16 December 1991 – 24 December 2005
|Succeeded by||Vacant, Chen Yunlin (2008)|
|Mayor of Shanghai|
April 1981 – July 1985
|Preceded by||Peng Chong|
|Succeeded by||Jiang Zemin|
27 March 1915|
Jiashan County, Anhui, Qing Dynasty
24 December 2005
Shanghai, People's Republic of China
|Nationality||People's Republic of China|
Wang Daohan (Chinese: 汪道涵; pinyin: Wāng Dàohán), (27 March 1915 – 24 December 2005) was the former president of the Association for Relations Across the Taiwan Straits (ARATS).

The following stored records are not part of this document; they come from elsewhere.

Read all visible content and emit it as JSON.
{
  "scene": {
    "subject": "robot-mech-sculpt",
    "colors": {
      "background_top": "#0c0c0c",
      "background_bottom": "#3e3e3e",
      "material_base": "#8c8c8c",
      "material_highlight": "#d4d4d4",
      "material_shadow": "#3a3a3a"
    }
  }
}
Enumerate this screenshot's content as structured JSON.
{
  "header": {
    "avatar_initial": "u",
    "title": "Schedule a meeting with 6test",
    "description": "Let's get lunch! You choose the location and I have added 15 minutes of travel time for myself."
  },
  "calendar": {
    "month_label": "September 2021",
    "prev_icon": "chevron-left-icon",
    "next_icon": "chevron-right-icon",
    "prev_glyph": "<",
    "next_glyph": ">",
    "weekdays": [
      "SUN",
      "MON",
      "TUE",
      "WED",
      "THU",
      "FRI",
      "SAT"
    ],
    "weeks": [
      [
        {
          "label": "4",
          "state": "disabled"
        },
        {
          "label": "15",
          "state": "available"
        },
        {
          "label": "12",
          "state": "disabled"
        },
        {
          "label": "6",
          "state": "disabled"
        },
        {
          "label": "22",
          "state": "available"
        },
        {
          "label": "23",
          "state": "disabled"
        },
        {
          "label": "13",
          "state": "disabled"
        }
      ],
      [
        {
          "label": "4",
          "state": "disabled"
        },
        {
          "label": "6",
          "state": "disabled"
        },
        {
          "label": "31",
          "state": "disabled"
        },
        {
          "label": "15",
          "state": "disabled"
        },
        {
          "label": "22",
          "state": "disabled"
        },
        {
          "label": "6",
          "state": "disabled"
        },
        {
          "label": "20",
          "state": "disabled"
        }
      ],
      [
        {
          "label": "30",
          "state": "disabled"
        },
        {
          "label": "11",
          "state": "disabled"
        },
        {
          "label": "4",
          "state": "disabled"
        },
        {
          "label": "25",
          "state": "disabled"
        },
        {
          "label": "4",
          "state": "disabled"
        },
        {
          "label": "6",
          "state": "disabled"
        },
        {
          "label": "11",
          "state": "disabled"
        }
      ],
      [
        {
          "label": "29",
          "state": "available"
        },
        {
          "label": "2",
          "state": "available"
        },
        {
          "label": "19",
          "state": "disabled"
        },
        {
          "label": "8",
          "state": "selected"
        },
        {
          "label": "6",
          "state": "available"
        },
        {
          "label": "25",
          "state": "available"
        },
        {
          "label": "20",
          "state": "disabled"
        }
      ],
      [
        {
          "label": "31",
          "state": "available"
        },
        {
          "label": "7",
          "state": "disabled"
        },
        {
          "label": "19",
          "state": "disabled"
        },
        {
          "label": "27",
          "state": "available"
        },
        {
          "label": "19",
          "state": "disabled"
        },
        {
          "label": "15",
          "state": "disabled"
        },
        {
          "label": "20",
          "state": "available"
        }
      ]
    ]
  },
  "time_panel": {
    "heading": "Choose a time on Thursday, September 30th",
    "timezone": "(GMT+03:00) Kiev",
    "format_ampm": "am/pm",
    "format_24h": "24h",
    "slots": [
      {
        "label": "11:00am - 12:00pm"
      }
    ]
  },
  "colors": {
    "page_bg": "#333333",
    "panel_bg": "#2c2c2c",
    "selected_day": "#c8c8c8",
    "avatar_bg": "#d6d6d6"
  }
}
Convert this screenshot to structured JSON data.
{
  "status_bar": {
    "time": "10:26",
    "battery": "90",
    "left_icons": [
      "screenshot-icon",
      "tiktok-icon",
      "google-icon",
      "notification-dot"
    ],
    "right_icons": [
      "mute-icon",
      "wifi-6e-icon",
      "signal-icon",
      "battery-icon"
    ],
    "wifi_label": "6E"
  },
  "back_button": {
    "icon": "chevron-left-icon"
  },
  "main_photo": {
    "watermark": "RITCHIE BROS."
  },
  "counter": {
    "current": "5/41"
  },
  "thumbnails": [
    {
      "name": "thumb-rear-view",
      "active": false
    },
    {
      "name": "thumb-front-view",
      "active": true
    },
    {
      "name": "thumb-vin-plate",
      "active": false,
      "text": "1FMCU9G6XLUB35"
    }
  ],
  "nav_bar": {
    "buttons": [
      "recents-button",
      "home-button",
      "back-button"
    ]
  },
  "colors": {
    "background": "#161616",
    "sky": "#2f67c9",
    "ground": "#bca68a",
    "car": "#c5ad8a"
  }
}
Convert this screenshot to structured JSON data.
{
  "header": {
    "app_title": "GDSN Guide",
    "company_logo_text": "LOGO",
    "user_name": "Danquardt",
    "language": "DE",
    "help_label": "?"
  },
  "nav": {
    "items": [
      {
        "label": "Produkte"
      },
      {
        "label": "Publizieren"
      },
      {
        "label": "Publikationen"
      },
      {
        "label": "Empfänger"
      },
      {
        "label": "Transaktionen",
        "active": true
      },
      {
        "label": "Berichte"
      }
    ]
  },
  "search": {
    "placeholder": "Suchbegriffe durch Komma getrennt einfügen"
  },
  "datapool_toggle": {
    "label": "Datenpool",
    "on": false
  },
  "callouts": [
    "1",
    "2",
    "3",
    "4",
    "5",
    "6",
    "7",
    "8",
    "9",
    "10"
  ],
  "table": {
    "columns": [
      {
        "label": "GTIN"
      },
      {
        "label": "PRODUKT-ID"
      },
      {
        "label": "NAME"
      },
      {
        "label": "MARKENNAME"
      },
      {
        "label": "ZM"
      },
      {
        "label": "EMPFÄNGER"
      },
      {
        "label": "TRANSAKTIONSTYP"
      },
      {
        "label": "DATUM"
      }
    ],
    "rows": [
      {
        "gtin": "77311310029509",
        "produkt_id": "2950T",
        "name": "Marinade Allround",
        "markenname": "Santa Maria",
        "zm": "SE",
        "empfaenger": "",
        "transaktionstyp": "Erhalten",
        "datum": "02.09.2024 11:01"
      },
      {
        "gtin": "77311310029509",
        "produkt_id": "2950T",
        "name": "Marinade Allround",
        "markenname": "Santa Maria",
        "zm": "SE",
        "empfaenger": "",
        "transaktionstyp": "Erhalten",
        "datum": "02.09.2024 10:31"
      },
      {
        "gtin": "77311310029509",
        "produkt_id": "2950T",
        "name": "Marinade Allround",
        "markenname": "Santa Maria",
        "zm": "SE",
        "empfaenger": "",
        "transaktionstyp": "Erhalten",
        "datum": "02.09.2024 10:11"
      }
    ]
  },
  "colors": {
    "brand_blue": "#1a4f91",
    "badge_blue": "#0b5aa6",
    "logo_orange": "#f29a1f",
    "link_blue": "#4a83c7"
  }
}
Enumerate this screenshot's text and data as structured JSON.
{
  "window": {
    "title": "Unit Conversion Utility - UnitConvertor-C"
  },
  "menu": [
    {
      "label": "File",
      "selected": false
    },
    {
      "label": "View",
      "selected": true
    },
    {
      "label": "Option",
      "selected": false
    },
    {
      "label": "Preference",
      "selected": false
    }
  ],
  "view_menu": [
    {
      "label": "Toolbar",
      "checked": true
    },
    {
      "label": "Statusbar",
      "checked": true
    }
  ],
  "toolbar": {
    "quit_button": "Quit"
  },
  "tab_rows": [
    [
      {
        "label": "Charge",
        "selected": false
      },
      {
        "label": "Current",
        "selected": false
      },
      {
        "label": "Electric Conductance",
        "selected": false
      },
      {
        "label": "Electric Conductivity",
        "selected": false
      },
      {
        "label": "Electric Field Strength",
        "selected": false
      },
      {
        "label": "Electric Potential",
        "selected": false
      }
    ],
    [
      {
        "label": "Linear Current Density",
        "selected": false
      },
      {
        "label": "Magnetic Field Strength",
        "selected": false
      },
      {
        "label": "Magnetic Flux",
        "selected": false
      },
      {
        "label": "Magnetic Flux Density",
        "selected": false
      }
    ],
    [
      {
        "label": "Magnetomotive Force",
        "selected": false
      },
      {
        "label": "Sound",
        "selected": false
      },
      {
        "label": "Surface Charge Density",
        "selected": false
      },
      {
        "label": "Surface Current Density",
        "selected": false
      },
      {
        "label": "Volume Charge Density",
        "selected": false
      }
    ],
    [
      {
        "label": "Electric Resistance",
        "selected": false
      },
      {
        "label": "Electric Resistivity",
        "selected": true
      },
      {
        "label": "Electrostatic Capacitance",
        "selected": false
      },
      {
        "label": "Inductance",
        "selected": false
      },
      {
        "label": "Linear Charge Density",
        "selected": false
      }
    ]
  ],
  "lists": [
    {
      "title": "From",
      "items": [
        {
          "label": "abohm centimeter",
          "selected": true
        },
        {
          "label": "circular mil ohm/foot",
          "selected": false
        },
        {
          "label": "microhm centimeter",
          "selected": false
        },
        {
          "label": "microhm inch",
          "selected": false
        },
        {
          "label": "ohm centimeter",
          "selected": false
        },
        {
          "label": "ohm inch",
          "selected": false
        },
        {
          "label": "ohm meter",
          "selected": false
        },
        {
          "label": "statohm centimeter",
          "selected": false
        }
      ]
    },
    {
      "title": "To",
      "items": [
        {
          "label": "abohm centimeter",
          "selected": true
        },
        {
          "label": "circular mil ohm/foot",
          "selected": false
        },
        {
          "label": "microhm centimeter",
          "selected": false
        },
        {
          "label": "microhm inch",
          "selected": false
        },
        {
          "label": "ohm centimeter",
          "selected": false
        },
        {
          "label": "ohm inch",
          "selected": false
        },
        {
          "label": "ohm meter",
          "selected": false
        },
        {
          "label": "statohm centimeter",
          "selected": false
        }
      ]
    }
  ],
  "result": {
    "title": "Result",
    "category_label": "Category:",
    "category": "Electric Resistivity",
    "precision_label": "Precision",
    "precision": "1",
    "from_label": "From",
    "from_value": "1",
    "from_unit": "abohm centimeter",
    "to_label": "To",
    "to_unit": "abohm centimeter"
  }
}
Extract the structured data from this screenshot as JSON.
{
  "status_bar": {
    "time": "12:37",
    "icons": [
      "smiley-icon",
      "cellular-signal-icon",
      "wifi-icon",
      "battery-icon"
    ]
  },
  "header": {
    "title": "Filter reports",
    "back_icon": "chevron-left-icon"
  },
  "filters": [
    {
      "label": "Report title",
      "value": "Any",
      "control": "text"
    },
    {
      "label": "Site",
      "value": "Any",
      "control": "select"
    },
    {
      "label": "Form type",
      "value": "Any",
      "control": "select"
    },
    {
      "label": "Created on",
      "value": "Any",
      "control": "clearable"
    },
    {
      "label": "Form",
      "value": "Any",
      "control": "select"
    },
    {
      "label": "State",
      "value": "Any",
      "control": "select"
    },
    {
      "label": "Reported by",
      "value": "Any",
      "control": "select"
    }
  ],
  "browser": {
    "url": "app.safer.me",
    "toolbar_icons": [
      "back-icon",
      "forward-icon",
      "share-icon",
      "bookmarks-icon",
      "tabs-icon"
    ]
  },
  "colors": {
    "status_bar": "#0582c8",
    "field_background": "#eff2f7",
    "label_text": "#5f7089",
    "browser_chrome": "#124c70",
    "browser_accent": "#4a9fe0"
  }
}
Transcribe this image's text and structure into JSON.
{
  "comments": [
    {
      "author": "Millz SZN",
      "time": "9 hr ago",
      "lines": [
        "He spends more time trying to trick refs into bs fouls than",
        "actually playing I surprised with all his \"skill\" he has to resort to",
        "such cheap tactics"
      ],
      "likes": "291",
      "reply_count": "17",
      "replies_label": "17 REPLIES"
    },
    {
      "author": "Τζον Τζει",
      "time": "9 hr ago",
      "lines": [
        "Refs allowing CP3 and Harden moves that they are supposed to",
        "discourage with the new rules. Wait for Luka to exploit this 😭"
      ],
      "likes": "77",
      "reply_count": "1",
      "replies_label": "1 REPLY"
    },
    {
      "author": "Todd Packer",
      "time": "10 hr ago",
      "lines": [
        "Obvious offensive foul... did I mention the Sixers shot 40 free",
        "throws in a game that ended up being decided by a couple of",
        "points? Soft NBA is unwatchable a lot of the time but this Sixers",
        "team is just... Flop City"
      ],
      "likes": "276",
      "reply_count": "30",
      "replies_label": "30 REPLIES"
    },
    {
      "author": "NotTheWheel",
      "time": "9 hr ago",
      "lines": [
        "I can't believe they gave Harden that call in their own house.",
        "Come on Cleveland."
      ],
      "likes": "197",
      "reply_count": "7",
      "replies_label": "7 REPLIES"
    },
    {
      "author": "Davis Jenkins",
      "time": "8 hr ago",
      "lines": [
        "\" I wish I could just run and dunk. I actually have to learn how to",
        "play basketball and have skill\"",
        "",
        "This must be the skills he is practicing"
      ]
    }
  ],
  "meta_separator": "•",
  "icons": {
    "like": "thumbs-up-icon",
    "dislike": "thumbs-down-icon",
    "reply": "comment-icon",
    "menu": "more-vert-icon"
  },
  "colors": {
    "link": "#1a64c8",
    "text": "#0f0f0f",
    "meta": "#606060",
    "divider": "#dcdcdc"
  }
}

Wang was born in Jiashan County (present day Mingguang City) in China's Anhui province in 1915 and joined the Communist Party of China in 1938. During his early career within the government of the People's Republic of China, he focused on trade and investment issues. In 1965 he was the deputy minister of the State Commission for Foreign Economic Relations with Foreign Countries and in 1979 he was appointed vice-chair of the State Foreign Investment Commission and vice-chair of the State Import-Export Commission. Later Wang came to greater prominence when, after a year as vice-mayor, he was appointed mayor of Shanghai in 1981. As mayor, Wang contributed to the success of Deng Xiaoping's economic reforms by actively encouraging foreign investment and joint ventures. When he retired in 1985, Wang convinced the party authorities to name his protégé Jiang Zemin as his successor.
On 16 December 1991 Wang was named the president of Taiwan-based Straits Exchange Foundation (SEF). The following year Wang and SEF chairman Koo Chen-fu held preliminary talks in Hong Kong which resulted in the so-called "1992 Consensus" and facilitated negotiations of practical matters. However, the content and the very existence of this "1992 Consensus" is still widely disputed. In April 1993, Koo and Wang met in Singapore to hold the Wang-Koo summit. A second round of talks followed in 1998, in Shanghai, but no further talks have taken place since. Beijing called off talks in 1999, after Republic of China President Lee Teng-hui proposed his two-states theory. Wang died in Shanghai on the morning of 24 December 2005.
- "Economic Policy after the 16th Party Congress"
- Same Bed, Different Dreams
- AsiaWeek "Who's Who"
Mayor of Shanghai
President of Association for Relations Across the Taiwan Straits